Regardless of what your opinion may be of President Donald Trump, he made the right call when he waived the Jones Act that was slowing response time to help Puerto Rico recovery from Hurricane Maria.
However, that was a temporary waiver. We would love to see it made permanent. The Jones Act doesn’t just cause problems during disaster relief efforts. Let’s look at why.
The Jones Act was originally meant to protect the shipping industry and maritime trade, but almost a century has gone by and it’s easy to see that the law does not serve its original purpose. Its effect today is that people in isolated areas, such as Hawaii, who depend on shipping pay more than the rest of the country for basic items.
So why is that?
The Jones Act requires that for a ship to engage in trade between ports of the United States, it must fly the U.S. flag; be built in a U.S. shipyard; be 75 percent owned by U.S. citizens; and be crewed by U.S. citizens or permanent residents.
In other words, it eliminates competition in the shipping industry. Foreign-built ships, which are less expensive, can’t engage in trade between ports of the US.
As we’ve said before, expenses are high when you live in the middle of the ocean. We all know that and accept it as part of life here. But part of that cost is due to the fact that the antiquated Jones Act is still the law of the sea. An exemption to the act for Hawaii could make a big difference in lowering the cost of living here.

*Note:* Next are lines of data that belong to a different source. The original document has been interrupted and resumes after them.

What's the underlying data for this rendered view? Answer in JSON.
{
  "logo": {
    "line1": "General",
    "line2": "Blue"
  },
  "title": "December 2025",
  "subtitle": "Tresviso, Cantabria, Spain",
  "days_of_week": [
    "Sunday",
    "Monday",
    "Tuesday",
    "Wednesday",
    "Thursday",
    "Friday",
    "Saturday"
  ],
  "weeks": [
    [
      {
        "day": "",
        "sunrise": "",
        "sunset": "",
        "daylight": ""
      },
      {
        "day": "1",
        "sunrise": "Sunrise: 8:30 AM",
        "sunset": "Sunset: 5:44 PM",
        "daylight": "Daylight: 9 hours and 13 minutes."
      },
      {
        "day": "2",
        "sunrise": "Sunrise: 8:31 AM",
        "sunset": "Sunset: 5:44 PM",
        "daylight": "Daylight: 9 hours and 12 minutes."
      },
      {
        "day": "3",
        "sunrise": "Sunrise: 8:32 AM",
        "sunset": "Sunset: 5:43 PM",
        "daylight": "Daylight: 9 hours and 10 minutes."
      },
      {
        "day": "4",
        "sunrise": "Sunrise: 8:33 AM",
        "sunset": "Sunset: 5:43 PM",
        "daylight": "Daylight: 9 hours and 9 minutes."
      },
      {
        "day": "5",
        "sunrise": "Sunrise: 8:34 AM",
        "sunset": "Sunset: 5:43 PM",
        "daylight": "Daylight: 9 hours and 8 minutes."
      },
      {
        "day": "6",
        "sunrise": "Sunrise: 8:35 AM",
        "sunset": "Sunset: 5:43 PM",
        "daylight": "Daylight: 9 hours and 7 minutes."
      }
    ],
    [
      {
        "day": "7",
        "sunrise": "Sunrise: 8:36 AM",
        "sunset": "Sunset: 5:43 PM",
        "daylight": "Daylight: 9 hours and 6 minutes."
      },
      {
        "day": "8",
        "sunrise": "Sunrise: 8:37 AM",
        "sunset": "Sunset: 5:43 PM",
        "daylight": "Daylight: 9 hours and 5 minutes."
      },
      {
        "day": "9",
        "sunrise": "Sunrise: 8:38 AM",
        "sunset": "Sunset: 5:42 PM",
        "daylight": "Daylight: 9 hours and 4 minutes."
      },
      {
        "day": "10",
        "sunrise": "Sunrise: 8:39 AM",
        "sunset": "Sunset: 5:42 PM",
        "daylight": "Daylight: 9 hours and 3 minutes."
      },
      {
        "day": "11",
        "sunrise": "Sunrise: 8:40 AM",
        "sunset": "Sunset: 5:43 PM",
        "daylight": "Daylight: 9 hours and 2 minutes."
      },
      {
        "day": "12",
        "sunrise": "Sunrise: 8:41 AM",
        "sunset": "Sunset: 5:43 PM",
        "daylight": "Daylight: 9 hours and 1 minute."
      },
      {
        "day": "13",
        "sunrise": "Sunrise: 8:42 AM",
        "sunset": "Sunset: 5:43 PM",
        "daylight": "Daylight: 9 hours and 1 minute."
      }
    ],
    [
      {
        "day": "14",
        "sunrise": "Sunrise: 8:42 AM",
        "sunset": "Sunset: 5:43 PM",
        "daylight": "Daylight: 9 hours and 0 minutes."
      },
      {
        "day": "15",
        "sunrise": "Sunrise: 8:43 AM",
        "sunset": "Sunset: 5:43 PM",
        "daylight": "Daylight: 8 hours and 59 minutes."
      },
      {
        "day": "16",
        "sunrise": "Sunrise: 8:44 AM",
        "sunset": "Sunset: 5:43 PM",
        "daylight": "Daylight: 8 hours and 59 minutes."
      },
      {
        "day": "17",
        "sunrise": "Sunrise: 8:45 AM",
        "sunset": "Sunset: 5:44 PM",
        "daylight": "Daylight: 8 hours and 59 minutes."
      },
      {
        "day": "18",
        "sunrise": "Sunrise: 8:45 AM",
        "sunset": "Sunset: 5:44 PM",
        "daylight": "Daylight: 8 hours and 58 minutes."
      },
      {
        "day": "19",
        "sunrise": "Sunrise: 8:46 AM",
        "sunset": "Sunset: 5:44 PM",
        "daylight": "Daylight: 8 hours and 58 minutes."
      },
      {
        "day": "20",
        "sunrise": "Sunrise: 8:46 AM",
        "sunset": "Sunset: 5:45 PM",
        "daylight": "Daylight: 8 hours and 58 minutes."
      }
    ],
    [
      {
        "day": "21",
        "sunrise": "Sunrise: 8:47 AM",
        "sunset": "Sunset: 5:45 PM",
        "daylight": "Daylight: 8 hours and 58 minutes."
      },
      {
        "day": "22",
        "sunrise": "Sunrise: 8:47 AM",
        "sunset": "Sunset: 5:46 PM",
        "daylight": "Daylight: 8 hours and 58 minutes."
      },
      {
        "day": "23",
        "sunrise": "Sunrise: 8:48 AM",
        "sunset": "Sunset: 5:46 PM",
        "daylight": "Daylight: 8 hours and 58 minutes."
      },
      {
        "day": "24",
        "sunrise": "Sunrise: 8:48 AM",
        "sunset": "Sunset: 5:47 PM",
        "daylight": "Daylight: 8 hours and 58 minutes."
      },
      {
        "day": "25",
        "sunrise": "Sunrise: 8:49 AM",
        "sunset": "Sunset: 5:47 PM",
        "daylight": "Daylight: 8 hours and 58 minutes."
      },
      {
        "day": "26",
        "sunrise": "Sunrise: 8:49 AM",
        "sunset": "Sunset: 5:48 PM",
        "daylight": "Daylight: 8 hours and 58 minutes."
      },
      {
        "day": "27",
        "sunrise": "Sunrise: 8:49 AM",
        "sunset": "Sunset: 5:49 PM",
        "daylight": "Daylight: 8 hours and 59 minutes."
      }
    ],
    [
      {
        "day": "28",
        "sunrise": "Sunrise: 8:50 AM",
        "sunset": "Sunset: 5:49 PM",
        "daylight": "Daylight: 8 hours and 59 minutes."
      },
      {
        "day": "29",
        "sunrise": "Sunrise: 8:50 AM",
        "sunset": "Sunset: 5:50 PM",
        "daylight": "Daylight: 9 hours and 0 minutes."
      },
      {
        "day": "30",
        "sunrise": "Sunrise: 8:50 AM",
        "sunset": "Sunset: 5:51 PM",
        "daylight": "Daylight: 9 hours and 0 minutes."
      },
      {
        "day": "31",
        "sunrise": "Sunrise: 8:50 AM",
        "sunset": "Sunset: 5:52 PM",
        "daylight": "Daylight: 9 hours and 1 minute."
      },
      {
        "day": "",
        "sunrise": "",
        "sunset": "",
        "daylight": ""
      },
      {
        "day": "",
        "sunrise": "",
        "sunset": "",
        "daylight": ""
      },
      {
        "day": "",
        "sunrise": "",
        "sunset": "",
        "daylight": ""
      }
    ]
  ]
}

But, perhaps surprisingly, there is little local outcry for that exemption. You don’t really hear from our congressional members stating opposition to the Jones Act. They should. But perhaps they already know it’s a waste of breath because it’s not ever going to happen.
Keli’i Akina, president of the Grassroot Institute of Hawaii, had this to say in a Sept. 8 story about the US temporarily waiving the Jones Act: “We praise the federal government’s decision to provide a waiver of the Jones Act in preparation for Hurricane Irma. The waiver from the burdens of this outdated shipping law will help save many victims in Florida.”
He continued: “This waiver is a recognition by the federal government that the Jones Act is a hindrance to providing goods for the American people. More important, this pro-active effort to temporarily lift this unnecessary, self-imposed burden on shipping will help Florida deal with the destructive effects of Hurricane Irma.
“The granting of a waiver in this time of crisis demonstrates that the Jones Act needs to be modernized. We hope that Congress will take note of the fact that the Act is a hindrance to not only American consumers and businesses during emergencies, but at all times.”
A U.S.-build exemption would allow U.S. ship owners to acquire foreign built ships, register them under the U.S.-flag and operate them in the domestic noncontiguous trades.
The advantage of this reform is new ships built in South Korea and Japan are a fifth of the cost of comparable ships built in the U.S., and that dramatically lower capital cost will lead to greater competition and moderate freight costs.
According to the Capital Research Center, “Particularly hard-hit by the Jones Act are noncontiguous U.S. territories and states, such as Hawaii, Puerto Rico, and Guam. With few alternate means of transporting goods, the impact in those areas on the cost of living and the cost of doing business is significant.”
A series of studies from the General Accounting Office during the great Jones Act debates of the 1980s and ‘90s found that the Act costs residents of Hawaii, Puerto Rico, and Alaska between $2.8 billion and $9.8 billion a year over what the freight rates would be without the Jones Act.
A 2013 report on global trade and its barriers from the World Economic Forum, in collaboration with Bain & Co. and the World Bank, described the Jones Act as “the most restrictive of global cabotage laws and an anomaly in an otherwise open market like the United States.”
In a place like Hawaii, which imports almost all of its food and pretty much everything else, the Jones Act has an impact on the price of goods. That impact is, they cost more.